▸ Exercise instructions:
Write out each line of the records that has "Listing" in it.

▸ Task data:
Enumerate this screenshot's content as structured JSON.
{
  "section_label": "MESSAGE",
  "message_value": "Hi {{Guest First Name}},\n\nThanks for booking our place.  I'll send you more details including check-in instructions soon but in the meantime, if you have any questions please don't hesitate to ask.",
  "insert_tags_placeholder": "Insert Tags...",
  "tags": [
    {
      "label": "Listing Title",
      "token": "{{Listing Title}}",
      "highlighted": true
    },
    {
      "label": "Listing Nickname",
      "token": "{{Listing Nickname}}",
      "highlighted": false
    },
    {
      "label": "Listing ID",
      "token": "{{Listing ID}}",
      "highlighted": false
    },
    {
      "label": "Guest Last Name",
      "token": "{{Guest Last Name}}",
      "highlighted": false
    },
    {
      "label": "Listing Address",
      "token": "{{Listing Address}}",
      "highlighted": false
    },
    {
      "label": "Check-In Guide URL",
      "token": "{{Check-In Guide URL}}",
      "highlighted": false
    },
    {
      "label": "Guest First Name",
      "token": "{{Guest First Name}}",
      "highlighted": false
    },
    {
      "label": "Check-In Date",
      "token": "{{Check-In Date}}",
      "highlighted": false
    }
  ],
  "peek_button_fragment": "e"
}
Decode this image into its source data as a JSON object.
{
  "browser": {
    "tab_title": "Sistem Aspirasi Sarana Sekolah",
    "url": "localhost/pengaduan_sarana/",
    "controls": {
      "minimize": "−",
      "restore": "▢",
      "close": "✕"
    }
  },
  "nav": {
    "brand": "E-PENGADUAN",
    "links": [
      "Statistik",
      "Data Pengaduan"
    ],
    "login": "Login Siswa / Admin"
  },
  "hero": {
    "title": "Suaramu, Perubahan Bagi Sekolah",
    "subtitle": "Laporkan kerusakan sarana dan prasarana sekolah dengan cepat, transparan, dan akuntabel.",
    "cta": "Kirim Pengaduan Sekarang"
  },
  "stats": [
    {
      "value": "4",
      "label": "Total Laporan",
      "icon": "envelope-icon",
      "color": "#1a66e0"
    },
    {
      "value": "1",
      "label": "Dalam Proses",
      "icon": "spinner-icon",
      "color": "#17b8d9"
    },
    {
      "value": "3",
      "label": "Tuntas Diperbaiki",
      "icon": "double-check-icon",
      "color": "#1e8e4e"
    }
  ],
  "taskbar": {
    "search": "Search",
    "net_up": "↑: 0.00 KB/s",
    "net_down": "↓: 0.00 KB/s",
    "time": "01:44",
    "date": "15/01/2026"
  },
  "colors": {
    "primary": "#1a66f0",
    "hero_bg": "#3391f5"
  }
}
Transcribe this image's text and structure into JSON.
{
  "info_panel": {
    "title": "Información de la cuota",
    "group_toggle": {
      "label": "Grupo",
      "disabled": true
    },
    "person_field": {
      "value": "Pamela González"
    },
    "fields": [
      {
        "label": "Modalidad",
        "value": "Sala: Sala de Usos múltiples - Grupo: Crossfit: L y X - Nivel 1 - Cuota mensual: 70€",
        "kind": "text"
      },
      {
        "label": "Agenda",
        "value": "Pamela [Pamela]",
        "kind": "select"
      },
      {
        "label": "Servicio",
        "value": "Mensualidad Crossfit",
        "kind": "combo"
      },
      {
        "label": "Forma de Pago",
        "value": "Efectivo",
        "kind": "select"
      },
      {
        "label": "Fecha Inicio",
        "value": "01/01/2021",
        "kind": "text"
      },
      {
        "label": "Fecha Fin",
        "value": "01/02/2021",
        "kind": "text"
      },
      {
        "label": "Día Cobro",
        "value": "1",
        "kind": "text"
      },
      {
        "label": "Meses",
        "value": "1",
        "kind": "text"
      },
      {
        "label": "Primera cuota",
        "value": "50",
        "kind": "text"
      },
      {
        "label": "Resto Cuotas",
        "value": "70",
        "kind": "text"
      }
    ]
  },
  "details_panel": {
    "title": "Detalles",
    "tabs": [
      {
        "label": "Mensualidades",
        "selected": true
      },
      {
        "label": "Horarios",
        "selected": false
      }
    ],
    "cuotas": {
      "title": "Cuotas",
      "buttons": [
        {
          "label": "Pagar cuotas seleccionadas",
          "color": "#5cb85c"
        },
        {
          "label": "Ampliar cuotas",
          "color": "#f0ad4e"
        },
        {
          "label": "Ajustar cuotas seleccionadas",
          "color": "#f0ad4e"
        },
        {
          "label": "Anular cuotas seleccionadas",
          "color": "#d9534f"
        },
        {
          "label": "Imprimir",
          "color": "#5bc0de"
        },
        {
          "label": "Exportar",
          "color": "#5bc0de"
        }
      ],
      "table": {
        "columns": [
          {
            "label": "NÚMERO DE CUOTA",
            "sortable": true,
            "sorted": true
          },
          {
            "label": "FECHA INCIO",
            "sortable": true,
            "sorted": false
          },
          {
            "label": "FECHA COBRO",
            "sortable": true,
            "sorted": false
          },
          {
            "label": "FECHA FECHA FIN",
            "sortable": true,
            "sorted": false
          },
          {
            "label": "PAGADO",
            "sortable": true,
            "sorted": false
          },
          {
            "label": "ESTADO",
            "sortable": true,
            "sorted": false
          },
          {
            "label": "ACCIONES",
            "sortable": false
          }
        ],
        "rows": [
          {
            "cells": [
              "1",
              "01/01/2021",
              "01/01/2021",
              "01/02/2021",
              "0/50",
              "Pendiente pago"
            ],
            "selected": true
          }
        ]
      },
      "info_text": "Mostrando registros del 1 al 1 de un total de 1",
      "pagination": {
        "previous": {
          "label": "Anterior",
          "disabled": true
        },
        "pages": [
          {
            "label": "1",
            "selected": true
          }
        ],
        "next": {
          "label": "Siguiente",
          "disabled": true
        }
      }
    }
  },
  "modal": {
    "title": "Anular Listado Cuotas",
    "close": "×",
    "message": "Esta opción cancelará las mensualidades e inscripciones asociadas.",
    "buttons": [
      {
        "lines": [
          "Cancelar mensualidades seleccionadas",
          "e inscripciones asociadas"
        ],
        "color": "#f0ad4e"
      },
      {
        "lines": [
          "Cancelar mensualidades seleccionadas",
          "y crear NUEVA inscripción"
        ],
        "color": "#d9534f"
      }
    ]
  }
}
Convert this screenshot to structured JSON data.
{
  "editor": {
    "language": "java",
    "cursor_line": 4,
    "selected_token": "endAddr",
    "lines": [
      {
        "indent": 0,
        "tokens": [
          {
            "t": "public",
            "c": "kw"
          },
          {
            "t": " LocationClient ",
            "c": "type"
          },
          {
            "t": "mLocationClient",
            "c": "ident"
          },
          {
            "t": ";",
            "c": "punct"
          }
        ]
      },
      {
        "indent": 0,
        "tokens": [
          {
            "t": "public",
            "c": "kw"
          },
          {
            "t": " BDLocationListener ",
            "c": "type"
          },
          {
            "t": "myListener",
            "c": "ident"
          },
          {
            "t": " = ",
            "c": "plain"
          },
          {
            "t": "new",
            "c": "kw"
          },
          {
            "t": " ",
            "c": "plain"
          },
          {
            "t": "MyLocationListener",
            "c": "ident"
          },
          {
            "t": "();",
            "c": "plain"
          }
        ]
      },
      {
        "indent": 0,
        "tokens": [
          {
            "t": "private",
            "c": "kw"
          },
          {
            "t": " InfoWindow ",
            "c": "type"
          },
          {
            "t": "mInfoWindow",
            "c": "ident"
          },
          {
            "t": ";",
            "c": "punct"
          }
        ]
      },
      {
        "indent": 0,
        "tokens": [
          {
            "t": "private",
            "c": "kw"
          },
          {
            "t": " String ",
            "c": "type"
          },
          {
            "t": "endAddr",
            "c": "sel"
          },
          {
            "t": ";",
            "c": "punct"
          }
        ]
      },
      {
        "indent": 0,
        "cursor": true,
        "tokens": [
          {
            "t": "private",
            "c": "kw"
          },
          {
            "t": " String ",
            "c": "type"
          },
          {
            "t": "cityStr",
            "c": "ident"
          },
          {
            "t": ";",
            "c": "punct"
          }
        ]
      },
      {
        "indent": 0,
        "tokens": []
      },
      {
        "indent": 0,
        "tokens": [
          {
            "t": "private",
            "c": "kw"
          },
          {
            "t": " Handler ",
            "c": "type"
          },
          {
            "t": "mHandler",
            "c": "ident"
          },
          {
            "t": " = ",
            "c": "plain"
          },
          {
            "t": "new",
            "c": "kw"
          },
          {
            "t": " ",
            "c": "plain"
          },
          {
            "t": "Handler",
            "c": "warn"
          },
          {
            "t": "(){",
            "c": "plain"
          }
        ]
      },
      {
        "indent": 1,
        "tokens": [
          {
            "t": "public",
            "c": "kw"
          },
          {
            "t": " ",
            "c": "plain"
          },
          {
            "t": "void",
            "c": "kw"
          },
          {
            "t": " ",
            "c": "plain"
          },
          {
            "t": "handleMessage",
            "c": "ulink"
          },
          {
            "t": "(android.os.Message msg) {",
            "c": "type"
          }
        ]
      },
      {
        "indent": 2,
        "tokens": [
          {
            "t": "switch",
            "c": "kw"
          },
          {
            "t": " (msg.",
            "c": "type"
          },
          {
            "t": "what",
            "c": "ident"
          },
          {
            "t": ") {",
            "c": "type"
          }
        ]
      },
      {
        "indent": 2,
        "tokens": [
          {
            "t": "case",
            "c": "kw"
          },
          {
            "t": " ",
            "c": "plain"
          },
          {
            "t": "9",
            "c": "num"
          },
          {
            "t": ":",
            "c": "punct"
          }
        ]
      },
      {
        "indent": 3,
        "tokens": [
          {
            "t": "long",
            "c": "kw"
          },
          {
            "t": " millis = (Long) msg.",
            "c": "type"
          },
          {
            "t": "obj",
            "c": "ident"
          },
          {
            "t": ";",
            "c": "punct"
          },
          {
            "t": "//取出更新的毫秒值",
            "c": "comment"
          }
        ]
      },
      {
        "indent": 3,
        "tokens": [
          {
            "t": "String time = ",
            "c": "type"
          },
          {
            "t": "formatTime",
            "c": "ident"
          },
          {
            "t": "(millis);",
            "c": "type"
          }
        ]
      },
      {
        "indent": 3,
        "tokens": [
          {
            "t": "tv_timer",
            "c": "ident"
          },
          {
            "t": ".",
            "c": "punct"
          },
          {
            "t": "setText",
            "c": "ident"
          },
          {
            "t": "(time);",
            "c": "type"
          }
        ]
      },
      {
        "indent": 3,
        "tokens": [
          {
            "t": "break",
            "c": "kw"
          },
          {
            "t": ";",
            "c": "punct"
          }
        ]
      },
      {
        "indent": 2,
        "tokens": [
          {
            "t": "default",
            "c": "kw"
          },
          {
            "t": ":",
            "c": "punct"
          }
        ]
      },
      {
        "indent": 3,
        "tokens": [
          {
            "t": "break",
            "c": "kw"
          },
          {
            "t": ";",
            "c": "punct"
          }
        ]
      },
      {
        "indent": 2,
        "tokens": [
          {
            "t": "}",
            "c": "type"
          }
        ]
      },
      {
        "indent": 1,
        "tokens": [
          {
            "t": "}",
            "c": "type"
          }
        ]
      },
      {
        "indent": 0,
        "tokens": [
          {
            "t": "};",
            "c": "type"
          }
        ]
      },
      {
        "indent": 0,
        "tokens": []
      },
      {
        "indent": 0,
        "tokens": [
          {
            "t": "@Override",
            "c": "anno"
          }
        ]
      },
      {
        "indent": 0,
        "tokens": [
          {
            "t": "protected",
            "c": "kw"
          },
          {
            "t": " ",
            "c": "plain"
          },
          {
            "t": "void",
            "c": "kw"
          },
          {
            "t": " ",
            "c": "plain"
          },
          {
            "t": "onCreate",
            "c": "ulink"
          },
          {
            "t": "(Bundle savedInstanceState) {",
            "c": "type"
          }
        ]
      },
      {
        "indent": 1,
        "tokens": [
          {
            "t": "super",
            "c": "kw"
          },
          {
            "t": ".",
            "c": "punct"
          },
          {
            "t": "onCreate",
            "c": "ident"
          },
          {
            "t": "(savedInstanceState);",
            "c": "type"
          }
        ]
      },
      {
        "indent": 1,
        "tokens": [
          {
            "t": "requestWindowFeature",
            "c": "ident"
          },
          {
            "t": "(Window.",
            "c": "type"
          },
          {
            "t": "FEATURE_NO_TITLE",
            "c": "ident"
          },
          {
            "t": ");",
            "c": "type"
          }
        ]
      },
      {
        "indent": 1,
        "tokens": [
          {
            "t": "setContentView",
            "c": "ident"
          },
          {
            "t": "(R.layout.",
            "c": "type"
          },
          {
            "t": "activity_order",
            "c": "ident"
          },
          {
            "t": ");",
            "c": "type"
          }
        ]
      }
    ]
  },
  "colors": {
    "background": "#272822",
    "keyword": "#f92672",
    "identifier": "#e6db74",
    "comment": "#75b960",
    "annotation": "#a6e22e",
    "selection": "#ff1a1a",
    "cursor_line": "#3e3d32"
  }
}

▸ Answer:
      "label": "Listing Title",
      "token": "{{Listing Title}}",
      "label": "Listing Nickname",
      "token": "{{Listing Nickname}}",
      "label": "Listing ID",
      "token": "{{Listing ID}}",
      "label": "Listing Address",
      "token": "{{Listing Address}}",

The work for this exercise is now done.